(DATASET CONTENT Opens)
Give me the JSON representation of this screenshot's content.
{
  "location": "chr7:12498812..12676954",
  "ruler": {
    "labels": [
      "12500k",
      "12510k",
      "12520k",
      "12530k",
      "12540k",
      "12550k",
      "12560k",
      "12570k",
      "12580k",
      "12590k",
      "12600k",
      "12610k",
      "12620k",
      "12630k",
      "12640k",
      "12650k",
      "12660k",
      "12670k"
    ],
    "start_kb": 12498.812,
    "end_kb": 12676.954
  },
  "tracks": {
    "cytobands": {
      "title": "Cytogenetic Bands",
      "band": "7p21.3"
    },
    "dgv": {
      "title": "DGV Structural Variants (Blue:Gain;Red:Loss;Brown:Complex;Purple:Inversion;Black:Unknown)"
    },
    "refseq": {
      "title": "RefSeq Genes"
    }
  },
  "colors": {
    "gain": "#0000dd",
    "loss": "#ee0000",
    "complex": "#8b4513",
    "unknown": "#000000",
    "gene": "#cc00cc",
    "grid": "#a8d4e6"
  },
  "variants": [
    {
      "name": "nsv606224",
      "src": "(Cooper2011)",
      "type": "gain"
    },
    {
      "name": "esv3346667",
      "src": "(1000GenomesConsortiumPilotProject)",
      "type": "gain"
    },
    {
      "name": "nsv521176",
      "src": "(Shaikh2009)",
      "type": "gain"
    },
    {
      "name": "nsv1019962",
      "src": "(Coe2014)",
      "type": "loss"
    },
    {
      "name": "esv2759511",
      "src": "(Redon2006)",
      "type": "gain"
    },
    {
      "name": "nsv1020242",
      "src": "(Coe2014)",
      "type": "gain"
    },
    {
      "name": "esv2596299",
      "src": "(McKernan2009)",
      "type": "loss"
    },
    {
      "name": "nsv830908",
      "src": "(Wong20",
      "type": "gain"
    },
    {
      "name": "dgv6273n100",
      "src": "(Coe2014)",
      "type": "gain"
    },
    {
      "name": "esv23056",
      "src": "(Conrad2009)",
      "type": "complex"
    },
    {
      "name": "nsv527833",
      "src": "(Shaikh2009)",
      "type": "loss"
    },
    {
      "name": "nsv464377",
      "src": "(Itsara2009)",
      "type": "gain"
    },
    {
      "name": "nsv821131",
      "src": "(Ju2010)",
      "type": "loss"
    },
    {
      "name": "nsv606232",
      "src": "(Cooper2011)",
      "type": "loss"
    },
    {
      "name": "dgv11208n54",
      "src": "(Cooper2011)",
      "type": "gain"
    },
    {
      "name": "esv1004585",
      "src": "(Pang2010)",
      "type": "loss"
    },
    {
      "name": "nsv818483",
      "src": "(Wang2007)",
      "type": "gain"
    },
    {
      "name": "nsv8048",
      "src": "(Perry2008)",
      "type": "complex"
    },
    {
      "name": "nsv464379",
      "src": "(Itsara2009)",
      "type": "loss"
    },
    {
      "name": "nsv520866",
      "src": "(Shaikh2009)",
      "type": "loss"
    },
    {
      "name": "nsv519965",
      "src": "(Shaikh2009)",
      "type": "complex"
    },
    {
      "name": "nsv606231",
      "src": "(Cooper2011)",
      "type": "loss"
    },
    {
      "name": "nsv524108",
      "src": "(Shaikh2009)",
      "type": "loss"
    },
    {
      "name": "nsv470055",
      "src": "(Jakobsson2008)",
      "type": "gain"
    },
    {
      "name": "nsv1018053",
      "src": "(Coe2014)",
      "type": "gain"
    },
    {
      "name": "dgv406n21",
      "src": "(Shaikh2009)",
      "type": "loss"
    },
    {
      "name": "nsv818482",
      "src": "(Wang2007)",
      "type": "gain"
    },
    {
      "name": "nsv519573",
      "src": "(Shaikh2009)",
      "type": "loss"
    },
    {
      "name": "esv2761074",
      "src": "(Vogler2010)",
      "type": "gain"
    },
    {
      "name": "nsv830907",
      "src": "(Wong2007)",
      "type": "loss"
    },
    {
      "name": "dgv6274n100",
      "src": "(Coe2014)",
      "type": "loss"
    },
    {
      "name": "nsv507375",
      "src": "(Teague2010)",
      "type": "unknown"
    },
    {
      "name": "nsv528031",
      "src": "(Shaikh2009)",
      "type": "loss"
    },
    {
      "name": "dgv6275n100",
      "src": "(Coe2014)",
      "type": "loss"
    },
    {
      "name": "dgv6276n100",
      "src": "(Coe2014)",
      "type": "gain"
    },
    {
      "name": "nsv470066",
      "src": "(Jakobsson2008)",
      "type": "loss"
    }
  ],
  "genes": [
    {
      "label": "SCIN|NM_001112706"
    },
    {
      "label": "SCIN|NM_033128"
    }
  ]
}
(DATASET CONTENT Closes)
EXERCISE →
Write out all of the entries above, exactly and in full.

RESULT OF THIS TASK →
Give me the JSON representation of this screenshot's content.
{
  "location": "chr7:12498812..12676954",
  "ruler": {
    "labels": [
      "12500k",
      "12510k",
      "12520k",
      "12530k",
      "12540k",
      "12550k",
      "12560k",
      "12570k",
      "12580k",
      "12590k",
      "12600k",
      "12610k",
      "12620k",
      "12630k",
      "12640k",
      "12650k",
      "12660k",
      "12670k"
    ],
    "start_kb": 12498.812,
    "end_kb": 12676.954
  },
  "tracks": {
    "cytobands": {
      "title": "Cytogenetic Bands",
      "band": "7p21.3"
    },
    "dgv": {
      "title": "DGV Structural Variants (Blue:Gain;Red:Loss;Brown:Complex;Purple:Inversion;Black:Unknown)"
    },
    "refseq": {
      "title": "RefSeq Genes"
    }
  },
  "colors": {
    "gain": "#0000dd",
    "loss": "#ee0000",
    "complex": "#8b4513",
    "unknown": "#000000",
    "gene": "#cc00cc",
    "grid": "#a8d4e6"
  },
  "variants": [
    {
      "name": "nsv606224",
      "src": "(Cooper2011)",
      "type": "gain"
    },
    {
      "name": "esv3346667",
      "src": "(1000GenomesConsortiumPilotProject)",
      "type": "gain"
    },
    {
      "name": "nsv521176",
      "src": "(Shaikh2009)",
      "type": "gain"
    },
    {
      "name": "nsv1019962",
      "src": "(Coe2014)",
      "type": "loss"
    },
    {
      "name": "esv2759511",
      "src": "(Redon2006)",
      "type": "gain"
    },
    {
      "name": "nsv1020242",
      "src": "(Coe2014)",
      "type": "gain"
    },
    {
      "name": "esv2596299",
      "src": "(McKernan2009)",
      "type": "loss"
    },
    {
      "name": "nsv830908",
      "src": "(Wong20",
      "type": "gain"
    },
    {
      "name": "dgv6273n100",
      "src": "(Coe2014)",
      "type": "gain"
    },
    {
      "name": "esv23056",
      "src": "(Conrad2009)",
      "type": "complex"
    },
    {
      "name": "nsv527833",
      "src": "(Shaikh2009)",
      "type": "loss"
    },
    {
      "name": "nsv464377",
      "src": "(Itsara2009)",
      "type": "gain"
    },
    {
      "name": "nsv821131",
      "src": "(Ju2010)",
      "type": "loss"
    },
    {
      "name": "nsv606232",
      "src": "(Cooper2011)",
      "type": "loss"
    },
    {
      "name": "dgv11208n54",
      "src": "(Cooper2011)",
      "type": "gain"
    },
    {
      "name": "esv1004585",
      "src": "(Pang2010)",
      "type": "loss"
    },
    {
      "name": "nsv818483",
      "src": "(Wang2007)",
      "type": "gain"
    },
    {
      "name": "nsv8048",
      "src": "(Perry2008)",
      "type": "complex"
    },
    {
      "name": "nsv464379",
      "src": "(Itsara2009)",
      "type": "loss"
    },
    {
      "name": "nsv520866",
      "src": "(Shaikh2009)",
      "type": "loss"
    },
    {
      "name": "nsv519965",
      "src": "(Shaikh2009)",
      "type": "complex"
    },
    {
      "name": "nsv606231",
      "src": "(Cooper2011)",
      "type": "loss"
    },
    {
      "name": "nsv524108",
      "src": "(Shaikh2009)",
      "type": "loss"
    },
    {
      "name": "nsv470055",
      "src": "(Jakobsson2008)",
      "type": "gain"
    },
    {
      "name": "nsv1018053",
      "src": "(Coe2014)",
      "type": "gain"
    },
    {
      "name": "dgv406n21",
      "src": "(Shaikh2009)",
      "type": "loss"
    },
    {
      "name": "nsv818482",
      "src": "(Wang2007)",
      "type": "gain"
    },
    {
      "name": "nsv519573",
      "src": "(Shaikh2009)",
      "type": "loss"
    },
    {
      "name": "esv2761074",
      "src": "(Vogler2010)",
      "type": "gain"
    },
    {
      "name": "nsv830907",
      "src": "(Wong2007)",
      "type": "loss"
    },
    {
      "name": "dgv6274n100",
      "src": "(Coe2014)",
      "type": "loss"
    },
    {
      "name": "nsv507375",
      "src": "(Teague2010)",
      "type": "unknown"
    },
    {
      "name": "nsv528031",
      "src": "(Shaikh2009)",
      "type": "loss"
    },
    {
      "name": "dgv6275n100",
      "src": "(Coe2014)",
      "type": "loss"
    },
    {
      "name": "dgv6276n100",
      "src": "(Coe2014)",
      "type": "gain"
    },
    {
      "name": "nsv470066",
      "src": "(Jakobsson2008)",
      "type": "loss"
    }
  ],
  "genes": [
    {
      "label": "SCIN|NM_001112706"
    },
    {
      "label": "SCIN|NM_033128"
    }
  ]
}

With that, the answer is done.